I had to laugh a few months back when I saw a tweet that went “The first 90% of a project takes 90% of the time, and the last 10% takes another 90% of the time”
I’ve recorded/mixed/produced an album by a mate of mine, and all the mixes are done. The final task has been to put together a mock-up of the alum running order, with song transitions, segues between tracks etc.
I started doing it around noon today, going through each session to bounce it down to a wav, making a handful of slight tweaks to each track - literally simple stuff like knocking a single word up a dB, or pushing a little more sub bass into a song that sounded bass light alongside others.
Then the 13 tracks all went into a master file where I lined them up and did a DIY mastering job to bring the volume up and make the tracks consistent, then went through and put region markers across the resulting 50 minute DAW session so it would bounce them out as seperate wavs.
Then I sat to listen to the resulting album, and while doing so…
I noticed one track had an artefact apparently caused by Melodyne at a point where it’s not doing anything, so I had to go back and re-bounce that.
And I’ve just done that, I’ve still got 6 tracks to listen through for problems, and I’ve been doing this for 6 1/2 hours… on an album that’s, for all intents and purposes, finished.
This last stage always takes longer than I imagine.
I had a couple of breaks to put food in the oven.

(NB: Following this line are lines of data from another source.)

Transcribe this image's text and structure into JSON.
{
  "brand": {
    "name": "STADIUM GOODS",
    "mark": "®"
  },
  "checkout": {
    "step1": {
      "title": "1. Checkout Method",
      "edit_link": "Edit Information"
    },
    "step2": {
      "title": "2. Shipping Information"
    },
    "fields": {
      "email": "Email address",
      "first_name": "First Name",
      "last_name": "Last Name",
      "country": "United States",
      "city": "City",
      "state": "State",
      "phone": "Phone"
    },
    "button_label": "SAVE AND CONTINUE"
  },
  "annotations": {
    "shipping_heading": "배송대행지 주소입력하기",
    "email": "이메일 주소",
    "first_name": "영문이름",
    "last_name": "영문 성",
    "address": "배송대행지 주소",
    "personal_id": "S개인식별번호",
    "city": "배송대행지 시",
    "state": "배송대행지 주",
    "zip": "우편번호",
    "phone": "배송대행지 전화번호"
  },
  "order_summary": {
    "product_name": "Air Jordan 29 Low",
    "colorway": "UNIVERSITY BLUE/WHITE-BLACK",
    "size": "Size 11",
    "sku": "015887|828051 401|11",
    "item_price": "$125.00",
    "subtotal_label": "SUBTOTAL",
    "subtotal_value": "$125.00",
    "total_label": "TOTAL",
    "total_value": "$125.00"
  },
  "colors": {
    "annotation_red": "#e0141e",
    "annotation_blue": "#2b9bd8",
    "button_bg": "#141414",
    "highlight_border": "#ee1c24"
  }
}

Come to think of it, my lunch is probably burned now…
Nah, I’ve always been pretty good for getting into the flow and really concentrating on something to the point where time seems to fly without my noticing. And in this case, between every song was a approx. 10 minute period of silence while the track rendered, then I got the resulting file uploading to my Onedrive. So it wasn’t constant, relentless noise.
And, I think the fact it was 13 different songs helped. Even so, as evidenced by this thread I did get bored.
Thing is, when it comes to putting all the tracks together into one kind-of-cohesive whole, I’m not sure there’s any way round having one long final session because, at least for me, I need to have a handle on all the songs at the same time in my mind to work out which ones are bass light, or too bright, or not as dynamic etc as the rest and work out whether that’s a problem or not. I guess it’s like a mastering session in that regard.
It’s done now. I’m going to leave it a couple of hours then go out for a late night city drive - that’s the real test!